A few hours after everybody had left, a blast of thunder echoed around an empty Croke Park. With that noise - the rolling, rumbling threat that sent seagulls scattering - it felt as though the sodden stadium was finally allowing itself a breath following an exhilarating clash.

Yet, even though it formed part of a double-header with Mayo and Meath, the place wasn’t even half full. The right venue and that game would be remembered as a classic - instead it barely troubles the memory bank of most.

Contrast that with the previous year, August 2018, when Donegal welcomed Tyrone to Ballybofey for a do-or-die Super 8 clash. On a baking hot day, every shop, every bar, every hotel you went near was jammed to the rafters - the town was completely and utterly alive.

Inside Pairc MacCumhaill, these Ulster titans fed off that fervour to produce a battle for the ages, Harry Loughran’s game-changing goal eight minutes from the end helping send the Red Hands into the All-Ireland semi-final.

Anyone who was at Monaghan’s clash with Kerry that same summer will tell a similar story of electricity filling the air in Clones as the boy Clifford proved himself every bit the man.

By the same token, it just felt wrong seeing the Tyrone U20s crowned All-Ireland champions in Carrick-on-Shannon last year, while Ballinderry might always feel slightly short-changed by lifting the Andy Merrigan Cup in Thurles instead of the GAA’s promised land back in 2002.

That’s the balancing act the Association faces year on year.

Croke Park is, and should always be, the pot of gold at the end of the rainbow - it is that prestige which somehow makes the biggest of days matter more.

The men from Glen, Kilmacud, Dunloy and Ballyhale will feel eight feet tall when they run out before hordes of familiar faces on Sunday, and so they should.

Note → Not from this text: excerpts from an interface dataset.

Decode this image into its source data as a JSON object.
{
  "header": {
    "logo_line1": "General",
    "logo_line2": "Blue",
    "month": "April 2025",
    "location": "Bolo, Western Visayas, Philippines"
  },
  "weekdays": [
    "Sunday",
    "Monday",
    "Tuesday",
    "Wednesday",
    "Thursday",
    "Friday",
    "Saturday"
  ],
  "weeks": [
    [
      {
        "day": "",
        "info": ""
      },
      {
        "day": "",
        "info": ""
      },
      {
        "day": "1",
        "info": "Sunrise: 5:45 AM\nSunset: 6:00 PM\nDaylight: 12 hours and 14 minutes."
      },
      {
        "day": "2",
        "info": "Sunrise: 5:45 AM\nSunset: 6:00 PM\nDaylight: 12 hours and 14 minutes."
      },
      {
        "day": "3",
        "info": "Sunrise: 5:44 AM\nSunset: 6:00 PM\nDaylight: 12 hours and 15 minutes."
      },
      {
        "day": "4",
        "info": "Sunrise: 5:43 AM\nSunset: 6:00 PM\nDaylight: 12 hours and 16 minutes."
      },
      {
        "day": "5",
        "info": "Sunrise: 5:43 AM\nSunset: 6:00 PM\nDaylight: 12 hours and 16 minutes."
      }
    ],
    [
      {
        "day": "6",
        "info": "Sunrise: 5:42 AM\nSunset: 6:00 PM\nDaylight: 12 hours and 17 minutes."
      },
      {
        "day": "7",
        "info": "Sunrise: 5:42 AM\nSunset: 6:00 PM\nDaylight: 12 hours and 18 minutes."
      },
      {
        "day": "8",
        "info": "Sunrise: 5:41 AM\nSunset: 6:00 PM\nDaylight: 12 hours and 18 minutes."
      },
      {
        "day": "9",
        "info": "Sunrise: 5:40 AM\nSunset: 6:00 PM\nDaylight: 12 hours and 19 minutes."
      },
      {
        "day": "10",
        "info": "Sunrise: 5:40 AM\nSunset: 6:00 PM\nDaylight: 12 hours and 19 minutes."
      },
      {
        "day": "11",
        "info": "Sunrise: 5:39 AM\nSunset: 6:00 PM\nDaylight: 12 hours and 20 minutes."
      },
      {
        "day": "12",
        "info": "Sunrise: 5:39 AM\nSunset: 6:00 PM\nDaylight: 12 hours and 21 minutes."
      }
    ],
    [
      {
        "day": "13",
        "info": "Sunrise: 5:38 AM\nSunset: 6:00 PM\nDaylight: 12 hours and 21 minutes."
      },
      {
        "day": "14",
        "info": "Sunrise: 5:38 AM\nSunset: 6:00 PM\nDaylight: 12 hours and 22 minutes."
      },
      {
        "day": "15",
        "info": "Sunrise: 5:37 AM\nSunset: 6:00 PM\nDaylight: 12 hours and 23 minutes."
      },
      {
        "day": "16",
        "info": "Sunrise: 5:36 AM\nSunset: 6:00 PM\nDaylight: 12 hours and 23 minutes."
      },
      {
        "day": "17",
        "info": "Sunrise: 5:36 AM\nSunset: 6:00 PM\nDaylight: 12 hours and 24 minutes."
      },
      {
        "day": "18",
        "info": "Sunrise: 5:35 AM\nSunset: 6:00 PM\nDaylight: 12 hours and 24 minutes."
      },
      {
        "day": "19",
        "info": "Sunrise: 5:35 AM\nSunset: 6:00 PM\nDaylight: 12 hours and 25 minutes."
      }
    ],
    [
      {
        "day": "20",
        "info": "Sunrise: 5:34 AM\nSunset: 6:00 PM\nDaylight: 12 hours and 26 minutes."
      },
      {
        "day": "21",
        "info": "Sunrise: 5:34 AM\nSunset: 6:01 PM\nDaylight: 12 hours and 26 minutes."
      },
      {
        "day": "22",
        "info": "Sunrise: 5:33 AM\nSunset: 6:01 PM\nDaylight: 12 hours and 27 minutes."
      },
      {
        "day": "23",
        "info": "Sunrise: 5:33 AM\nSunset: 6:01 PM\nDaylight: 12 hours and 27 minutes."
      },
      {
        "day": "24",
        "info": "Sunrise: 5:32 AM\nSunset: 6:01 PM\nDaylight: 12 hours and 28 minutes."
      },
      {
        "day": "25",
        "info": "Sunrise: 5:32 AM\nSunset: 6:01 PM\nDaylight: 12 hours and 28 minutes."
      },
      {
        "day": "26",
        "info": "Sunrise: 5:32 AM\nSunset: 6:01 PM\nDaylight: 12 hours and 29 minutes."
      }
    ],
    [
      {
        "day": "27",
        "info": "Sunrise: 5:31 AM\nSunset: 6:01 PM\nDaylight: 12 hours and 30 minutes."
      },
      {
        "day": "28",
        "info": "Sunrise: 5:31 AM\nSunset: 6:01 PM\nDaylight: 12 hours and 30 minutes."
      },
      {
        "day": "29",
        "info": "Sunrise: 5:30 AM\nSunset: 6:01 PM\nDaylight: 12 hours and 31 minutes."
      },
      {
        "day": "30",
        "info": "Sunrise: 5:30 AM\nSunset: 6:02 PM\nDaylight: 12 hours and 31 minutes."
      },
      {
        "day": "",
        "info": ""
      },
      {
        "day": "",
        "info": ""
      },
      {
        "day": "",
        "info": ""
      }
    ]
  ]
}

Sometimes, though, the most unforgettable, spine-tingling occasions are all the better for taking place far from the bright lights of Jones’s Road.